Records from a collection
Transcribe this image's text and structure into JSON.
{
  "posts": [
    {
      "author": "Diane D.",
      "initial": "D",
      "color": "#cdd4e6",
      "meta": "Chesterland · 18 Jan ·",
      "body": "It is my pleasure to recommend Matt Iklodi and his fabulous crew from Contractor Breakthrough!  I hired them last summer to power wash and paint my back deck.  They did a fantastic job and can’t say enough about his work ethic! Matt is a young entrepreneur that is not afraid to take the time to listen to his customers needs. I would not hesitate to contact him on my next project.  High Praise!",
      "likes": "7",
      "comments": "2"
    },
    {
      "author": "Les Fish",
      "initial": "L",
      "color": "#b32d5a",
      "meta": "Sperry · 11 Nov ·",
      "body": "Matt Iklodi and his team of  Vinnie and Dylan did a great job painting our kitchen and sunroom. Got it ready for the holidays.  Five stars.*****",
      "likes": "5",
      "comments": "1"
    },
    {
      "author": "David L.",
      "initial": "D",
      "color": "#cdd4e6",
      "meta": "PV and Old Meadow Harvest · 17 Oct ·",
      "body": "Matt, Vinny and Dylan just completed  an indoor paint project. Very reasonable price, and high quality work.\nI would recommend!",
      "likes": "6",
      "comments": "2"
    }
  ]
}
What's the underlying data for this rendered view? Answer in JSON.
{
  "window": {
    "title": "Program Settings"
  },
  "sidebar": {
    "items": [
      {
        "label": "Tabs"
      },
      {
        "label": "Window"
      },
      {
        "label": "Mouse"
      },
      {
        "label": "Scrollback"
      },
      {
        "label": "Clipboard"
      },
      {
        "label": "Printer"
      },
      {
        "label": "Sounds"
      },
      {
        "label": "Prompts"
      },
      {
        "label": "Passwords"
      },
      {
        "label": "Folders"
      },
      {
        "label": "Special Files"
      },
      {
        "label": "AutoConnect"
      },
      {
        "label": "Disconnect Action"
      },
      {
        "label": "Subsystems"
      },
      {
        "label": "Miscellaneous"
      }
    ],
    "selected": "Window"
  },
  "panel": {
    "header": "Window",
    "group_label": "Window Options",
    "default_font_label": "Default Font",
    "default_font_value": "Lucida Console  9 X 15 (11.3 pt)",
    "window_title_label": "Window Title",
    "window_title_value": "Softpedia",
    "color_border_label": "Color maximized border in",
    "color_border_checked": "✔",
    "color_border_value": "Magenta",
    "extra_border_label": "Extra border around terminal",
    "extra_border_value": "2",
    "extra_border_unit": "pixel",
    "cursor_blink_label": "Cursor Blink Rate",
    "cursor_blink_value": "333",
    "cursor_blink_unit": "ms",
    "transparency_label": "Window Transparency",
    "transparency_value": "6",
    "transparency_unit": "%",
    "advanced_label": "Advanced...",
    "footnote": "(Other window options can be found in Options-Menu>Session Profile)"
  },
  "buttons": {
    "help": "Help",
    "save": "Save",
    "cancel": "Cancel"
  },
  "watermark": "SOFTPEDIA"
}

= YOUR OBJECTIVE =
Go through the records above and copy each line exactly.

= ANSWER FOR THIS EXERCISE =
Transcribe this image's text and structure into JSON.
{
  "posts": [
    {
      "author": "Diane D.",
      "initial": "D",
      "color": "#cdd4e6",
      "meta": "Chesterland · 18 Jan ·",
      "body": "It is my pleasure to recommend Matt Iklodi and his fabulous crew from Contractor Breakthrough!  I hired them last summer to power wash and paint my back deck.  They did a fantastic job and can’t say enough about his work ethic! Matt is a young entrepreneur that is not afraid to take the time to listen to his customers needs. I would not hesitate to contact him on my next project.  High Praise!",
      "likes": "7",
      "comments": "2"
    },
    {
      "author": "Les Fish",
      "initial": "L",
      "color": "#b32d5a",
      "meta": "Sperry · 11 Nov ·",
      "body": "Matt Iklodi and his team of  Vinnie and Dylan did a great job painting our kitchen and sunroom. Got it ready for the holidays.  Five stars.*****",
      "likes": "5",
      "comments": "1"
    },
    {
      "author": "David L.",
      "initial": "D",
      "color": "#cdd4e6",
      "meta": "PV and Old Meadow Harvest · 17 Oct ·",
      "body": "Matt, Vinny and Dylan just completed  an indoor paint project. Very reasonable price, and high quality work.\nI would recommend!",
      "likes": "6",
      "comments": "2"
    }
  ]
}
What's the underlying data for this rendered view? Answer in JSON.
{
  "window": {
    "title": "Program Settings"
  },
  "sidebar": {
    "items": [
      {
        "label": "Tabs"
      },
      {
        "label": "Window"
      },
      {
        "label": "Mouse"
      },
      {
        "label": "Scrollback"
      },
      {
        "label": "Clipboard"
      },
      {
        "label": "Printer"
      },
      {
        "label": "Sounds"
      },
      {
        "label": "Prompts"
      },
      {
        "label": "Passwords"
      },
      {
        "label": "Folders"
      },
      {
        "label": "Special Files"
      },
      {
        "label": "AutoConnect"
      },
      {
        "label": "Disconnect Action"
      },
      {
        "label": "Subsystems"
      },
      {
        "label": "Miscellaneous"
      }
    ],
    "selected": "Window"
  },
  "panel": {
    "header": "Window",
    "group_label": "Window Options",
    "default_font_label": "Default Font",
    "default_font_value": "Lucida Console  9 X 15 (11.3 pt)",
    "window_title_label": "Window Title",
    "window_title_value": "Softpedia",
    "color_border_label": "Color maximized border in",
    "color_border_checked": "✔",
    "color_border_value": "Magenta",
    "extra_border_label": "Extra border around terminal",
    "extra_border_value": "2",
    "extra_border_unit": "pixel",
    "cursor_blink_label": "Cursor Blink Rate",
    "cursor_blink_value": "333",
    "cursor_blink_unit": "ms",
    "transparency_label": "Window Transparency",
    "transparency_value": "6",
    "transparency_unit": "%",
    "advanced_label": "Advanced...",
    "footnote": "(Other window options can be found in Options-Menu>Session Profile)"
  },
  "buttons": {
    "help": "Help",
    "save": "Save",
    "cancel": "Cancel"
  },
  "watermark": "SOFTPEDIA"
}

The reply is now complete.